The tarmac looks clean and unusually serene with the small pools of water.
Almost all its main-street shops are still closed and the leaves of the jasmine trees (surprisingly common in the area) that endlessly line the tarmac drip with light drops of water that fall on the ground, forming small wet patches around all feet.
Everything is asleep, and anything that is miraculously up looks sleepy. Even the tuk-tuk driver who stops to pick me at the Jacaranda Road junction (to take me to the Ola petrol station for the shuttle on the B8 to Kilifi) looks like he will soon doze off on the wheel.
For the traveller using the SGR, for Sh800, one can get a shuttle straight outside of the terminus, and in one and a half hours, they will have comfortably covered the 75 kilometres to Kilifi – crossing the Kilifi Bridge that spans the scenic Kilifi Creek – and landing at the Lexo energy station, and if you cross the road, there is the large Naivas Supermarket (that is a Kilifi landmark) for all of one’s shopping needs.
And of all the places on the Coastal strip for hotel holiday seekers, Kilifi is easily the quietest of the lot.
On Bofa Road, there is the Baobab Sea Lodge, the Black Marine Sea Resort and Kilifi Bay Beach Resort. Then there is the Silver Palm Spa-and-Resort, right at the end of the road.
It has the pink-tinged air of entering a Moorish palace, with lush green gardens adorned with palm trees.
Unlike many other places on the Coast, here the view of the ocean is unbroken – no boats or little islands – so that one feels, like Columbus or Ibn Battuta, that you could sail out straight to India from here. If you prefer a cosy, smaller place, that almost feels like a home, there are the Katoa holiday homes.
They are next to a rocky patch of ocean, with wide, clean rooms, a small patio for meal eating, an actual living room (with a small bar) and one chef, and a friendly lady called Frida ready to attend to all your needs.
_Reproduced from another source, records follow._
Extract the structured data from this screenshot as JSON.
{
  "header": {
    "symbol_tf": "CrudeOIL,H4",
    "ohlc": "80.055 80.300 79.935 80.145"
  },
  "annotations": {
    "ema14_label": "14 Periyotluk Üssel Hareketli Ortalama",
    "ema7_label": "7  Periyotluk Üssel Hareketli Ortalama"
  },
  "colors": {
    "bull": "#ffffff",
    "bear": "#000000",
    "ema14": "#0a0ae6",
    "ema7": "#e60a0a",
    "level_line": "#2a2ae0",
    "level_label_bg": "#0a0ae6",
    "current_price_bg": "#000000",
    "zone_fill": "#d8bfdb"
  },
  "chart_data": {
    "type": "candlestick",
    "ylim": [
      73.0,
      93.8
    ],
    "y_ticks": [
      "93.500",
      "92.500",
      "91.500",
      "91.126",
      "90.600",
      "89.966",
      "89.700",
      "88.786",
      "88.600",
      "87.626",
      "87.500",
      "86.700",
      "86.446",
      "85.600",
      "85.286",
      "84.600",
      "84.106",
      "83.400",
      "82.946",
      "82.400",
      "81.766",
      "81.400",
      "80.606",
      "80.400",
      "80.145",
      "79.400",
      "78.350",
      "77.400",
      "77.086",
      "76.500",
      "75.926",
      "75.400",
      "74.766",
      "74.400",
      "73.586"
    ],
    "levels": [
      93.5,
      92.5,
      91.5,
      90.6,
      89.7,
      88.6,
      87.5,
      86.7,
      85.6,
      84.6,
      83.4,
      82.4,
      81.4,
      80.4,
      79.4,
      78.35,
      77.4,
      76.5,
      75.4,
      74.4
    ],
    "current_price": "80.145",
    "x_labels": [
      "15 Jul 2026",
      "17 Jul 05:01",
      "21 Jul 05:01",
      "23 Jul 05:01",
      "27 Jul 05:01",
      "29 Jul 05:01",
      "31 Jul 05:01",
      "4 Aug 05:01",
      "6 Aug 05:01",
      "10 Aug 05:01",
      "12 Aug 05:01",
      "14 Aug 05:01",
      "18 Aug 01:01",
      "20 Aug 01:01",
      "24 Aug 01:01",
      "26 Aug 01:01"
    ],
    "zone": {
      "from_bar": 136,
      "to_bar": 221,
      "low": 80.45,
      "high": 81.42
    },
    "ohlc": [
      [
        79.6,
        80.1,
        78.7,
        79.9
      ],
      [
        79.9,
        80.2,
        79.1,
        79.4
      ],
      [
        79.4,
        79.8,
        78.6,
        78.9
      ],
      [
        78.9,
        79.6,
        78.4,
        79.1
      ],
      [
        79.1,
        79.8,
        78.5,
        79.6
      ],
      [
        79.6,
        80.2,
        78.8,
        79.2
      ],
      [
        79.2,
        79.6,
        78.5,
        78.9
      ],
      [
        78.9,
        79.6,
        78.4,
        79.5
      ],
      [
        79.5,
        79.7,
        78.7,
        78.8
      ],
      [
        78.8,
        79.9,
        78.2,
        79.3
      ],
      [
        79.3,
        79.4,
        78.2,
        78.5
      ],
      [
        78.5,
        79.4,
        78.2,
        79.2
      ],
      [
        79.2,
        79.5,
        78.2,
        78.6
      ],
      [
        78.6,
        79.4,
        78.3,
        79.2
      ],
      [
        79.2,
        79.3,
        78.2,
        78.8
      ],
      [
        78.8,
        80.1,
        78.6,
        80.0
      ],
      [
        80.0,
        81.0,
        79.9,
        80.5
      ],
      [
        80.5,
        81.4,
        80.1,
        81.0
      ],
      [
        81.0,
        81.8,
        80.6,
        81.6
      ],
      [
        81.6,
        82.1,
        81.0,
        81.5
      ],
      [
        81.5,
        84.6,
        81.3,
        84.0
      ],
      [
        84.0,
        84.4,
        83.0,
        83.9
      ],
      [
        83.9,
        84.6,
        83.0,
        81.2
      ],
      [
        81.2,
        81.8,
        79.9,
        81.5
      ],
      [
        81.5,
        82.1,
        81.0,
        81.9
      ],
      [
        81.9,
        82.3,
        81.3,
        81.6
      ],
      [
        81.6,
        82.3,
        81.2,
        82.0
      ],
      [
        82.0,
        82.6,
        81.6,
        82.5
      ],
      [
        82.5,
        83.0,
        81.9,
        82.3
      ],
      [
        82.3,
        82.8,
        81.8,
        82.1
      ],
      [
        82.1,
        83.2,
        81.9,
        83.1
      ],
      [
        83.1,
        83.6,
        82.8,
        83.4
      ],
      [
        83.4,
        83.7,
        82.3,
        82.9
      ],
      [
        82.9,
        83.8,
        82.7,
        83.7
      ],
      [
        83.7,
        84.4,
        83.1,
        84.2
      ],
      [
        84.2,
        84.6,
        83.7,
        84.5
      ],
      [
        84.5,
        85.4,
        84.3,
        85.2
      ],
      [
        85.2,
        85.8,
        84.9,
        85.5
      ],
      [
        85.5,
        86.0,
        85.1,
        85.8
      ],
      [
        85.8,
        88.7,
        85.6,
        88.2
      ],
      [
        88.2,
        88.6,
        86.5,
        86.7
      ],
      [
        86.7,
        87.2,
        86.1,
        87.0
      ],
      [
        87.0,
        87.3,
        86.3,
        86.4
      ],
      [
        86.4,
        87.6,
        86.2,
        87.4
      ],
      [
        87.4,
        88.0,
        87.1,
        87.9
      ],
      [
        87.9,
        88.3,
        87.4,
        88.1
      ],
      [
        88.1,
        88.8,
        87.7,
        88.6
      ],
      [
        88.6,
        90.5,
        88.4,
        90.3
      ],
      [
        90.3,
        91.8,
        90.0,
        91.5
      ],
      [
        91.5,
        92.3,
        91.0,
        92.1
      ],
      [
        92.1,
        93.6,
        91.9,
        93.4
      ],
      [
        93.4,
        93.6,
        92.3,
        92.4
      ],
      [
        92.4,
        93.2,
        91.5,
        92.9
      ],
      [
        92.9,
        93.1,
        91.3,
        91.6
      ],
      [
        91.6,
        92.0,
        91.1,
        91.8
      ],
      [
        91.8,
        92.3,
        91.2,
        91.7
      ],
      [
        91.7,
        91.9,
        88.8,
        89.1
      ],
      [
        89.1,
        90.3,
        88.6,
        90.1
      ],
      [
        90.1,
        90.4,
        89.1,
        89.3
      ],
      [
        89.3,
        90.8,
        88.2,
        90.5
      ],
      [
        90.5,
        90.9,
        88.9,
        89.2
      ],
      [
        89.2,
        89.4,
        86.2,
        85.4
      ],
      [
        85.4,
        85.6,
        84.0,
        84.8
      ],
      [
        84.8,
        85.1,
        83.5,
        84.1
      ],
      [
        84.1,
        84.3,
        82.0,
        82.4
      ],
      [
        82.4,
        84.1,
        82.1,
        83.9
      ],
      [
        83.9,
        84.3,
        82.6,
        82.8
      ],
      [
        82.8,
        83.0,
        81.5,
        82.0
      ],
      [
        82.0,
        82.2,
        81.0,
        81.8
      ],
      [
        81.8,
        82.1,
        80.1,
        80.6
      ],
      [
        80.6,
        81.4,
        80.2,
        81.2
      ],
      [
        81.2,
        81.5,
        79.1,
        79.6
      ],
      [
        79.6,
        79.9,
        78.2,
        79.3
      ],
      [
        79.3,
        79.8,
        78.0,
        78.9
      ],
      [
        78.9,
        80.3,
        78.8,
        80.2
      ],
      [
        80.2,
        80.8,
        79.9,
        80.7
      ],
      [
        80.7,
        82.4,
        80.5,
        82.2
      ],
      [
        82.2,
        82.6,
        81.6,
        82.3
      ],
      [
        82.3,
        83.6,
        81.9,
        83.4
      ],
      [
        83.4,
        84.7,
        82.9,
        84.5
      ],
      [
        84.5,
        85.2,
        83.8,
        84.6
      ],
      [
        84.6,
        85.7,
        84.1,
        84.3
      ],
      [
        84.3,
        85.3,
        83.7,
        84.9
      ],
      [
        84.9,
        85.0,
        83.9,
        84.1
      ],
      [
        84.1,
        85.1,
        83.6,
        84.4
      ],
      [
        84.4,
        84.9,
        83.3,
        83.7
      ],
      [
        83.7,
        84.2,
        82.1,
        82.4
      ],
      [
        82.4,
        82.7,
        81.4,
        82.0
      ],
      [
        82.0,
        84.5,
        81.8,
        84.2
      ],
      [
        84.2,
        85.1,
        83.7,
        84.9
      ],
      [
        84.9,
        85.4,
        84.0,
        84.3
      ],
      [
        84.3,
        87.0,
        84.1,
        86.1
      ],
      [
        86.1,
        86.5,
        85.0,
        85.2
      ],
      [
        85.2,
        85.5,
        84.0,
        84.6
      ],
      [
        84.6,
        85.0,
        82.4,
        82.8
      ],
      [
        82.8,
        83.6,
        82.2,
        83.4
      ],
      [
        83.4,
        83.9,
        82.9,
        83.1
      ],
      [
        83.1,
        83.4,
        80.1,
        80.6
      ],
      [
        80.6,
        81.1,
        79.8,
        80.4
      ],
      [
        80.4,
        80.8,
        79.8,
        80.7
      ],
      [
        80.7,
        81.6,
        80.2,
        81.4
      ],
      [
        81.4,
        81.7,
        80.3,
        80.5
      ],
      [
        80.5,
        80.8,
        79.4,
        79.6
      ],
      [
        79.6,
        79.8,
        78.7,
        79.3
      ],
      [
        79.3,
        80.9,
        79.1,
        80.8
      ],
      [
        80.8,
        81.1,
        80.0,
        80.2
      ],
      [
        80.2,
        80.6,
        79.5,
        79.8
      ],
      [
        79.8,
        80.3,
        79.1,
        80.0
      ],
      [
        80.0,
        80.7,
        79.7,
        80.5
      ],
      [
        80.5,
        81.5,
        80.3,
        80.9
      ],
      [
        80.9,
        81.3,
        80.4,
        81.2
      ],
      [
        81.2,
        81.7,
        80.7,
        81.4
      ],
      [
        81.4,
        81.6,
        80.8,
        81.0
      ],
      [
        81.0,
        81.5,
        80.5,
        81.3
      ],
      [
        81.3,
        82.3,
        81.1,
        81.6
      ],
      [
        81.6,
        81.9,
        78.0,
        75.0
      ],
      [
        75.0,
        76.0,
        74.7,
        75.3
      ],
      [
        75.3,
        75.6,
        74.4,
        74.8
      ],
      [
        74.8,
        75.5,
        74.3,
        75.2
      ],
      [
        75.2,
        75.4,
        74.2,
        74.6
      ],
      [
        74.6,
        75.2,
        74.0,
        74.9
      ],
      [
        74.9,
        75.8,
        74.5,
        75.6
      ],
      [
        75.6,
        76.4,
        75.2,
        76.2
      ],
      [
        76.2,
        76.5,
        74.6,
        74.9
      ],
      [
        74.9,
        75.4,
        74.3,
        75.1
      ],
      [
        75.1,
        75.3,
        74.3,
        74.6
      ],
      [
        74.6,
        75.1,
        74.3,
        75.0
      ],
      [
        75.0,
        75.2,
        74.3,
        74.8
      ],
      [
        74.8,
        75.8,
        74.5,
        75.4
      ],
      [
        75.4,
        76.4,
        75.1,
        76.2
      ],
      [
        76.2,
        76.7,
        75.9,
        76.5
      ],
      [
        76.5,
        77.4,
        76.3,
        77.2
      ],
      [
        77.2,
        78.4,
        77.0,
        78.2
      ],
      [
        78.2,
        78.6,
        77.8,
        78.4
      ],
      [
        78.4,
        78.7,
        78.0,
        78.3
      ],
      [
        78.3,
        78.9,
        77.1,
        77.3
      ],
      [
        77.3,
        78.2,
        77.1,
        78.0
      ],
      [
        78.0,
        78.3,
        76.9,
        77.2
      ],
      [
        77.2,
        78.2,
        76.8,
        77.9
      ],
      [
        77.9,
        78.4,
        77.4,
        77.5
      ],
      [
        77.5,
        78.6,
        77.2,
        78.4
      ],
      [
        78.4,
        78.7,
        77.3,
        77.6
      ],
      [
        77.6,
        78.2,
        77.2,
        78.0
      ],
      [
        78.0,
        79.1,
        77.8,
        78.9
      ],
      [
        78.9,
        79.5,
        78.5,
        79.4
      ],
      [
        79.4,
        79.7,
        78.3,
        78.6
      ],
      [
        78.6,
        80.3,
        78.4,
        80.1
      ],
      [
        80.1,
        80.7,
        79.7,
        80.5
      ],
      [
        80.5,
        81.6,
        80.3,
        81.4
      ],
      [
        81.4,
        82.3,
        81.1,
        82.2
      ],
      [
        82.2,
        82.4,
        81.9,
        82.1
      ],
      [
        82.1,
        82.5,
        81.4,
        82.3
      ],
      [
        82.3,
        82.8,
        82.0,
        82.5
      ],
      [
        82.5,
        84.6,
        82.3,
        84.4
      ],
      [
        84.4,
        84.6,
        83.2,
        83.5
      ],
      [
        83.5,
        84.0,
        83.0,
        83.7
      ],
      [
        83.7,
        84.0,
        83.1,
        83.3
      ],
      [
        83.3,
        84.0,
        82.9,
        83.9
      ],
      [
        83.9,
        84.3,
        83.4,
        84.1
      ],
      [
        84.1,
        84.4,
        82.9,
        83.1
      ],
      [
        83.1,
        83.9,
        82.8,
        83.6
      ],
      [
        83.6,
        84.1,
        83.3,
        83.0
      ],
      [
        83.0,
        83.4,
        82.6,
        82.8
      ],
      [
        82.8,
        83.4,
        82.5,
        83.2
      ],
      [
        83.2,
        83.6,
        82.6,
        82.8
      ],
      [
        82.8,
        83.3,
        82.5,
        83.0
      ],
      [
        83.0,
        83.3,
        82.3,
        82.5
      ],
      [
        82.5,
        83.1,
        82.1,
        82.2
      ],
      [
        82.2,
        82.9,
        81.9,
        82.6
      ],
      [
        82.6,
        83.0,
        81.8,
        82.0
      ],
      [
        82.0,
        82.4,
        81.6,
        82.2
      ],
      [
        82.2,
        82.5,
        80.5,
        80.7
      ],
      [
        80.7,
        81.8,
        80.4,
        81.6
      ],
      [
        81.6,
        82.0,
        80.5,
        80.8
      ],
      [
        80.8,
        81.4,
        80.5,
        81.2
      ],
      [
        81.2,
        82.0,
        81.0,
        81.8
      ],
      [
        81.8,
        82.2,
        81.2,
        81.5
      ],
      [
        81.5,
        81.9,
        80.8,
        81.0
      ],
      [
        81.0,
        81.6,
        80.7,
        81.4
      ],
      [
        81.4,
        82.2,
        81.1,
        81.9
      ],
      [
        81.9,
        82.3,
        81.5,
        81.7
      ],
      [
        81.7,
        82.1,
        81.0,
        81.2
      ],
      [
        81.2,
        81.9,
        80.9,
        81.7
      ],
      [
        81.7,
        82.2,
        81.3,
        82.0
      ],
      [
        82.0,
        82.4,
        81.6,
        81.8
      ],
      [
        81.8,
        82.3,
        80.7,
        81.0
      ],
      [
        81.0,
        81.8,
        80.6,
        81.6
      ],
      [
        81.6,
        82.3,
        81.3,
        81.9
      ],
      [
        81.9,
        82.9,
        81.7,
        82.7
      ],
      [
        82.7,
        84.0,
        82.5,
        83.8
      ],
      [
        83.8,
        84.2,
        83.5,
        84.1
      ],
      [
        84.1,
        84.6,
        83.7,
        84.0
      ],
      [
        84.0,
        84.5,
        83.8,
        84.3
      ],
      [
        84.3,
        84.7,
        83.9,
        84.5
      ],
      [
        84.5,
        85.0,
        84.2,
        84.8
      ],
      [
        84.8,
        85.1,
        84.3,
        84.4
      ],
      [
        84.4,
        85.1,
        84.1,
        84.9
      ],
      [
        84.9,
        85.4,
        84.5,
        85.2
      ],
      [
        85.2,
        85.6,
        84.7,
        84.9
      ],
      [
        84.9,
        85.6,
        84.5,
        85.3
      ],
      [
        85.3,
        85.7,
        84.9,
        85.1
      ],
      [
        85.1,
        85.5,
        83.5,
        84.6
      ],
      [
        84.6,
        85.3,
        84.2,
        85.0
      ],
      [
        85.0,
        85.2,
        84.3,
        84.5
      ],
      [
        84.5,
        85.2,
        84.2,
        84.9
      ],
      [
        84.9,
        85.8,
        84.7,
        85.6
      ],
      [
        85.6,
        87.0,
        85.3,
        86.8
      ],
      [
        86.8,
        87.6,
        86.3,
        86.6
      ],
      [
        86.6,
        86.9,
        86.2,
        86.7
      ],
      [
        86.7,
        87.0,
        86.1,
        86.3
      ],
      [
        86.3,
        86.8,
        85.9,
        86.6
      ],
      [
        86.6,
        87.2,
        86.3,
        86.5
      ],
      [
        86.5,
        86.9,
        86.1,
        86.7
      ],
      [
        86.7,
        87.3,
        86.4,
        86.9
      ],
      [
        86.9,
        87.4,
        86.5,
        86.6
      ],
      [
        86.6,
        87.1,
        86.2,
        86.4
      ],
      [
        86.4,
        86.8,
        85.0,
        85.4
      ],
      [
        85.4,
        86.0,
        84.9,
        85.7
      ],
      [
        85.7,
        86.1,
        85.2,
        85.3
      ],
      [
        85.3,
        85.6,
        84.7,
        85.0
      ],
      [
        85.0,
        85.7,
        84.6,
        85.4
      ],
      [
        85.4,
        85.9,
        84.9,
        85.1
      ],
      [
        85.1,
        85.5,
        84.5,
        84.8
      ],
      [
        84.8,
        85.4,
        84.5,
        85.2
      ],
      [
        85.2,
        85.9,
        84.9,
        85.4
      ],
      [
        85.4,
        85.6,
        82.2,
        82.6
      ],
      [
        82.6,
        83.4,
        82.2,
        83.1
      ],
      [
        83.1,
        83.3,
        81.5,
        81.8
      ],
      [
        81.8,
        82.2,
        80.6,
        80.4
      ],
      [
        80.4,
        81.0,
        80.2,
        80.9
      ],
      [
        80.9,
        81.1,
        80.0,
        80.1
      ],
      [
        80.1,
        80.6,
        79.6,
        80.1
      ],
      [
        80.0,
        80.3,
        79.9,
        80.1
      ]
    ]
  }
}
In short, any phantoms of stress and care one carries from the city cannot see the light of day in Kilifi.
But if you are the sporty type, there is also Salty’s Kite Surfing Village and Beach Bar, where one can have a drink with friends, or ride the waves, until the tides come rolling home.